> **Aim of the task**: Find how many lines in this data contain the string "Support". Respond with only that number.

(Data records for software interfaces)
—————

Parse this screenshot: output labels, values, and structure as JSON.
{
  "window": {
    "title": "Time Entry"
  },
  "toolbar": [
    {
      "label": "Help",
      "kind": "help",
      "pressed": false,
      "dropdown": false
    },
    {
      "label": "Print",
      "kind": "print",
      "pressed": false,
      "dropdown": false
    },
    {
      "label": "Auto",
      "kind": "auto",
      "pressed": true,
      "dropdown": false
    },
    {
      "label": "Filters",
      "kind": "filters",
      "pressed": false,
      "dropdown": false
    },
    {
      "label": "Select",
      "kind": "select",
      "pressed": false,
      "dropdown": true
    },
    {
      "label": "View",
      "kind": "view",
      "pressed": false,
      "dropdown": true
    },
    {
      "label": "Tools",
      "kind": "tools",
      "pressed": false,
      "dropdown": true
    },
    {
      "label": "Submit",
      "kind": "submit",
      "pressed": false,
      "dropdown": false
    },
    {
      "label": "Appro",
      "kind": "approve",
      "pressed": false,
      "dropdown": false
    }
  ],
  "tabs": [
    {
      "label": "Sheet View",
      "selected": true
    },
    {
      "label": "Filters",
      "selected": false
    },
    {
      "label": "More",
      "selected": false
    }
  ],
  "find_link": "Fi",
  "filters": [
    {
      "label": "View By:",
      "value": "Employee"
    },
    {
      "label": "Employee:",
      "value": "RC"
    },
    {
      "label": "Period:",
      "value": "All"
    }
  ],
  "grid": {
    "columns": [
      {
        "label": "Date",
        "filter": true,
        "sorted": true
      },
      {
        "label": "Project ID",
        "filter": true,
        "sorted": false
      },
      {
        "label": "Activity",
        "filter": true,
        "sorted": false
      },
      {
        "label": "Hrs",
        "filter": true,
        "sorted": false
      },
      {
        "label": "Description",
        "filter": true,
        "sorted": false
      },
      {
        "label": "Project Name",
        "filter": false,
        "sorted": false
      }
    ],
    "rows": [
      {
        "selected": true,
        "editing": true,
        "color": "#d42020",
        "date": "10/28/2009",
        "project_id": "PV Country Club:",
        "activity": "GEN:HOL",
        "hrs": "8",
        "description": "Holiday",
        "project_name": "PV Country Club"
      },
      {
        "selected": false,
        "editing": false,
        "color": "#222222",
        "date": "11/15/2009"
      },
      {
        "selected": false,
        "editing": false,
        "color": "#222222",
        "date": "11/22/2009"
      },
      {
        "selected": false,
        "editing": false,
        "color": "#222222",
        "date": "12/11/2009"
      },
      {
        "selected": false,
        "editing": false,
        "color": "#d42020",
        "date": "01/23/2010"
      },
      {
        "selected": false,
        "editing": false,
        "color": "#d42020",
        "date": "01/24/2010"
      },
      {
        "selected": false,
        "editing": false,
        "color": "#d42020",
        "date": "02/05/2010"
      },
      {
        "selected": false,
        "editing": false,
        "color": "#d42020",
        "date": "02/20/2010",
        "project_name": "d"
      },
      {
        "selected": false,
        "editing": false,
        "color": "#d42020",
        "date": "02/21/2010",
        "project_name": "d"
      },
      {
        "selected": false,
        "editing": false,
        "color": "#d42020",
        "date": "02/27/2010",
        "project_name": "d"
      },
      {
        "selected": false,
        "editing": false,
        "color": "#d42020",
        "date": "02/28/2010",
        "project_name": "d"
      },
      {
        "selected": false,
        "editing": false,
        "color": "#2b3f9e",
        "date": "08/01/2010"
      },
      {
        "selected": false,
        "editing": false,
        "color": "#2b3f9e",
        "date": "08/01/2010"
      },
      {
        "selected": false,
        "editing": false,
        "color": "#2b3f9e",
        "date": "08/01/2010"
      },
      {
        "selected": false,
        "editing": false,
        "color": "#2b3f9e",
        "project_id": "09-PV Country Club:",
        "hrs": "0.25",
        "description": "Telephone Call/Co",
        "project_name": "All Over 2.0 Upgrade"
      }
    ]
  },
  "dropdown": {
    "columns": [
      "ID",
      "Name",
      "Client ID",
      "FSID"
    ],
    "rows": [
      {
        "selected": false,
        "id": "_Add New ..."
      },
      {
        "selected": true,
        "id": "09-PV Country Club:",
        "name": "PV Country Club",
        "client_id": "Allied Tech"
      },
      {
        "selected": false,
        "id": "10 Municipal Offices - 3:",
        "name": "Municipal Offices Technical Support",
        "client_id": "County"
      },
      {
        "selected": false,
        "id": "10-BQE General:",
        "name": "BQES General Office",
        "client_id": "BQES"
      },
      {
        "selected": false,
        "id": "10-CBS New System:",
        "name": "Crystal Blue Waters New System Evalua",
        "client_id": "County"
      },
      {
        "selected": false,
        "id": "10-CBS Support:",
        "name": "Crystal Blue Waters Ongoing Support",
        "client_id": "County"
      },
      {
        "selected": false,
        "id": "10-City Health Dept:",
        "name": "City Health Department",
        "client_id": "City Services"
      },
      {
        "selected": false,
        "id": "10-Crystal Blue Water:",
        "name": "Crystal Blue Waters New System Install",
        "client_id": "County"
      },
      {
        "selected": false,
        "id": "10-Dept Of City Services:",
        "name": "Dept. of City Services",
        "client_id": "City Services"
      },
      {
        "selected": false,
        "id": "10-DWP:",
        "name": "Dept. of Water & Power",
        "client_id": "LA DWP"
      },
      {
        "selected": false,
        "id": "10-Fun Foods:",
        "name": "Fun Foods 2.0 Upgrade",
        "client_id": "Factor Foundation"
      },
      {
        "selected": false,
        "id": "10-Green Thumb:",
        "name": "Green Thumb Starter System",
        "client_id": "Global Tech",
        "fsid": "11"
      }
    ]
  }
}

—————

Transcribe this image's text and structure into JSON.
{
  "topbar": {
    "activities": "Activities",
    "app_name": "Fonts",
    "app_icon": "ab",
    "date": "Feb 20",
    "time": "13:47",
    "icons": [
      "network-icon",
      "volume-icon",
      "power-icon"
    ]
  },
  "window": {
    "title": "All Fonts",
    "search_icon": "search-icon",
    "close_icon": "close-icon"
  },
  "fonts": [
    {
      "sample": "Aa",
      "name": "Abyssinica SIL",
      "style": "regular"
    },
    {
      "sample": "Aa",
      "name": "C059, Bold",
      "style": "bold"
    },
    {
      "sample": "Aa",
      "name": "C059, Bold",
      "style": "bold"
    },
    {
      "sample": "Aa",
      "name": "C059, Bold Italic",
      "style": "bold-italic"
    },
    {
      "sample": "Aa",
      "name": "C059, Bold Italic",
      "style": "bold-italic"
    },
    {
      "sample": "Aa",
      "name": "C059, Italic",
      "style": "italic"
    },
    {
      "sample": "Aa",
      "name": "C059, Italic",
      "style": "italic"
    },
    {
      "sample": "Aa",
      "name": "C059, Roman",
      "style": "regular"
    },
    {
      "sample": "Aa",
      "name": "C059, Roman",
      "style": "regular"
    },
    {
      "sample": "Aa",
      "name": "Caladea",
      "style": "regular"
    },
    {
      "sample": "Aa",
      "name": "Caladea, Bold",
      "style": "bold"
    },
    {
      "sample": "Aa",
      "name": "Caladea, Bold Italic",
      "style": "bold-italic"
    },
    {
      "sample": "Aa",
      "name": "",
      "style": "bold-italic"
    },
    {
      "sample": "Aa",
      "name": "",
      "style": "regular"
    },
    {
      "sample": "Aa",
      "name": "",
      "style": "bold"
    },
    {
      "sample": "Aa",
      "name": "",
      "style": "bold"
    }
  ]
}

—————

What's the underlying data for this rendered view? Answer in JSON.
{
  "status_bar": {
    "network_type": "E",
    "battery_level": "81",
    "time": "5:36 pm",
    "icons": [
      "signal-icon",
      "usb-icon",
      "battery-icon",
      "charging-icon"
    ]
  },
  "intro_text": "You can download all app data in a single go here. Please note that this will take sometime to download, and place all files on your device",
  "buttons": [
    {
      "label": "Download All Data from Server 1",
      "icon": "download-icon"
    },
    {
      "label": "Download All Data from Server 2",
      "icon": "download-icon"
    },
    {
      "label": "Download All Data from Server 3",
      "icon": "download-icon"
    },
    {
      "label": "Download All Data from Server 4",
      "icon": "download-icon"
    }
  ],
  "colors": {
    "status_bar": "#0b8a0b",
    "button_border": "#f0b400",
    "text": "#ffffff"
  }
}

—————

> **Your solution**: 3